Alright. What’s to like about Amazon anymore?
1. Literary agent Nathan Bransford of Curtis Brown, Ltd. is offering readers the chance to play Literary Agent for a Day over at his blog. It’s pretty simple: Read the posted queries, pick the queries you think belong to books about to actually be published, win ______ (he hasn’t specified the prize).
3. Interview Magazine writes about Five Dials, a .pdf/email distributed literary journal. Hey, who knew this interweb thing could be used for like, literature and stuff?

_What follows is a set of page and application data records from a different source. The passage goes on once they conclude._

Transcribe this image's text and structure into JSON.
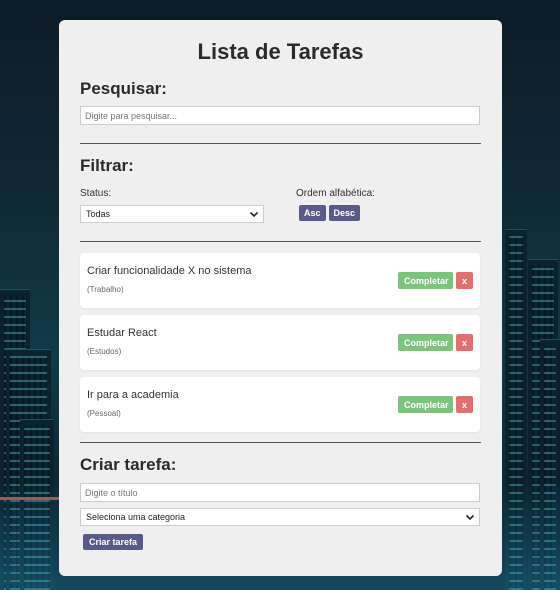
{
  "app": {
    "title": "Lista de Tarefas"
  },
  "search": {
    "heading": "Pesquisar:",
    "placeholder": "Digite para pesquisar...",
    "value": ""
  },
  "filter": {
    "heading": "Filtrar:",
    "status_label": "Status:",
    "status_value": "Todas",
    "sort_label": "Ordem alfabética:",
    "asc_label": "Asc",
    "desc_label": "Desc"
  },
  "tasks": [
    {
      "title": "Criar funcionalidade X no sistema",
      "category": "(Trabalho)",
      "complete_label": "Completar",
      "delete_label": "x"
    },
    {
      "title": "Estudar React",
      "category": "(Estudos)",
      "complete_label": "Completar",
      "delete_label": "x"
    },
    {
      "title": "Ir para a academia",
      "category": "(Pessoal)",
      "complete_label": "Completar",
      "delete_label": "x"
    }
  ],
  "create": {
    "heading": "Criar tarefa:",
    "title_placeholder": "Digite o título",
    "category_value": "Seleciona uma categoria",
    "submit_label": "Criar tarefa"
  },
  "colors": {
    "card_bg": "#efefef",
    "purple_button": "#5a5a8a",
    "green_button": "#7cc37c",
    "red_button": "#e07070"
  },
  "icons": {
    "dropdown": "chevron-down-icon",
    "background": "city-skyline-background"
  }
}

I’ve already blabbed about this stuff elsewhere, if you’d like a quicker river.
Also: You can look forward to an HTMLGiant contest/giveaway. Big and soon.
Hello everyone. Pappy Blake Butler has allowed me to talk out loud a bit, and for that I am grateful. I hope to not bug the hell out of everyone here at HTMLG.
I’ve gleaned a lot of booktalk from the internet in the past week or so, and I’ll present it here, all at once. To start: Over at the Vroman’s Bookstore blog, Patrick Brown discusses the National Book Critics Circle’s recommended reading list. Patrick says:
…their recommended list leaves a bit to be desired. It’s not that the books on the list aren’t good — they are — it’s that they’re, well, a little obvious. My friend Cory, blogger at Skylight Books in LA, pointed out that Philip Roth made the list. Looking at the fiction list, I feel a little like Jack Black’s character in High Fidelity, “Philip Roth? Not obvious. No, not obvious at all. Come on, NBCC, couldn’t you make it easier? What about Hemingway? How about William Shakespeare? Why not recommend Hamlet?” I don’t mean to hammer on Philip Roth, who I love, but come on. Does he really need the readers?